Demeter and Persephone, having defeated death and returned from the Underworld, offer hope of a better future. The Greeks believed that those initiated into the Mysteries had a better fate in the afterlife, bound for a more joyous place than gloomy Haides. This no doubt did much to spread the popularity of the Mysteries.
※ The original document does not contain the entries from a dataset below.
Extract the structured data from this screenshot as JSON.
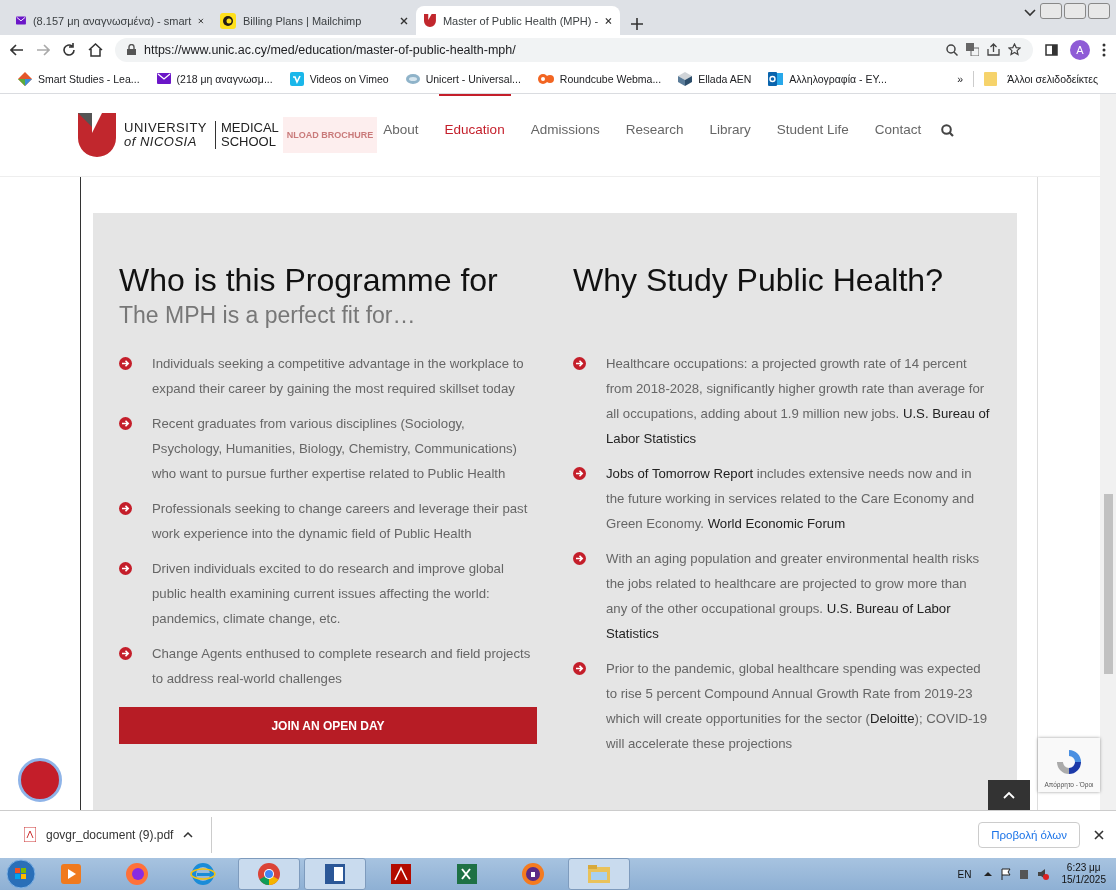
{
  "browser": {
    "tabs": [
      {
        "title": "(8.157 μη αναγνωσμένα) - smart",
        "kind": "mail",
        "selected": false
      },
      {
        "title": "Billing Plans | Mailchimp",
        "kind": "chimp",
        "selected": false
      },
      {
        "title": "Master of Public Health (MPH) -",
        "kind": "unic",
        "selected": true
      }
    ],
    "url": "https://www.unic.ac.cy/med/education/master-of-public-health-mph/",
    "profile": "A",
    "bookmarks": [
      {
        "label": "Smart Studies - Lea...",
        "kind": "puzzle"
      },
      {
        "label": "(218 μη αναγνωσμ...",
        "kind": "mail"
      },
      {
        "label": "Videos on Vimeo",
        "kind": "vimeo"
      },
      {
        "label": "Unicert - Universal...",
        "kind": "disc"
      },
      {
        "label": "Roundcube Webma...",
        "kind": "cp"
      },
      {
        "label": "Ellada AEN",
        "kind": "cube"
      },
      {
        "label": "Αλληλογραφία - ΕΥ...",
        "kind": "outlook"
      }
    ],
    "more": "»",
    "other_bookmarks": "Άλλοι σελιδοδείκτες"
  },
  "site": {
    "logo": {
      "line1": "UNIVERSITY",
      "line2": "of NICOSIA",
      "school1": "MEDICAL",
      "school2": "SCHOOL"
    },
    "brochure": "NLOAD BROCHURE",
    "nav": [
      {
        "label": "About",
        "selected": false
      },
      {
        "label": "Education",
        "selected": true
      },
      {
        "label": "Admissions",
        "selected": false
      },
      {
        "label": "Research",
        "selected": false
      },
      {
        "label": "Library",
        "selected": false
      },
      {
        "label": "Student Life",
        "selected": false
      },
      {
        "label": "Contact",
        "selected": false
      }
    ],
    "left": {
      "title": "Who is this Programme for",
      "subtitle": "The MPH is a perfect fit for…",
      "items": [
        "Individuals seeking a competitive advantage in the workplace to expand their career by gaining the most required skillset today",
        "Recent graduates from various disciplines (Sociology, Psychology, Humanities, Biology, Chemistry, Communications) who want to pursue further expertise related to Public Health",
        "Professionals seeking to change careers and leverage their past work experience into the dynamic field of Public Health",
        "Driven individuals excited to do research and improve global public health examining current issues affecting the world: pandemics, climate change, etc.",
        "Change Agents enthused to complete research and field projects to address real-world challenges"
      ],
      "button": "JOIN AN OPEN DAY"
    },
    "right": {
      "title": "Why Study Public Health?",
      "items": [
        "Healthcare occupations: a projected growth rate of 14 percent from 2018-2028, significantly higher growth rate than average for all occupations, adding about 1.9 million new jobs. **U.S. Bureau of Labor Statistics**",
        "**Jobs of Tomorrow Report** includes extensive needs now and in the future working in services related to the Care Economy and Green Economy. **World Economic Forum**",
        "With an aging population and greater environmental health risks the jobs related to healthcare are projected to grow more than any of the other occupational groups. **U.S. Bureau of Labor Statistics**",
        "Prior to the pandemic, global healthcare spending was expected to rise 5 percent Compound Annual Growth Rate from 2019-23 which will create opportunities for the sector (**Deloitte**); COVID-19 will accelerate these projections"
      ]
    },
    "recaptcha": "Απόρρητο - Όροι"
  },
  "downloads": {
    "file": "govgr_document (9).pdf",
    "show_all": "Προβολή όλων"
  },
  "taskbar": {
    "apps": [
      {
        "kind": "media",
        "open": false
      },
      {
        "kind": "firefox",
        "open": false
      },
      {
        "kind": "ie",
        "open": false
      },
      {
        "kind": "chrome",
        "open": true
      },
      {
        "kind": "word",
        "open": true
      },
      {
        "kind": "acrobat",
        "open": false
      },
      {
        "kind": "excel",
        "open": false
      },
      {
        "kind": "shield",
        "open": false
      },
      {
        "kind": "folder",
        "open": true
      }
    ],
    "lang": "EN",
    "time": "6:23 μμ",
    "date": "15/1/2025"
  }
}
Aristophanes in The Frogs introduces a chorus of mystae in the scene which is laid in the underworld. …. The mystae dance and revel in a meadow strewn with flowers. This conviction of a happier lot in the Underworld, which filled the minds of the initiated, sprang from ancient roots, the world-wide idea that the other life is a repetition of this life. The idea is found, for example, in the eleventh book of the Odyssey, which describes Odysseus’ visit to the underworld. The simple fact is that the initiated believed that they would continue to celebrate the Mysteries in the underworld, as Aristophanes and Euripides show them doing. Since the Mysteries were the most edifying event they knew of, such a conception of a future state formed the brightest possible contrast to the dark and gloomy Hades in which the Greeks believed.The most obvious interpretation of the myth of Demeter is one of seasonal change and of the harvest, with Persephone representing the seeds of the earth, which were stored in underground silos during the scorching summer months.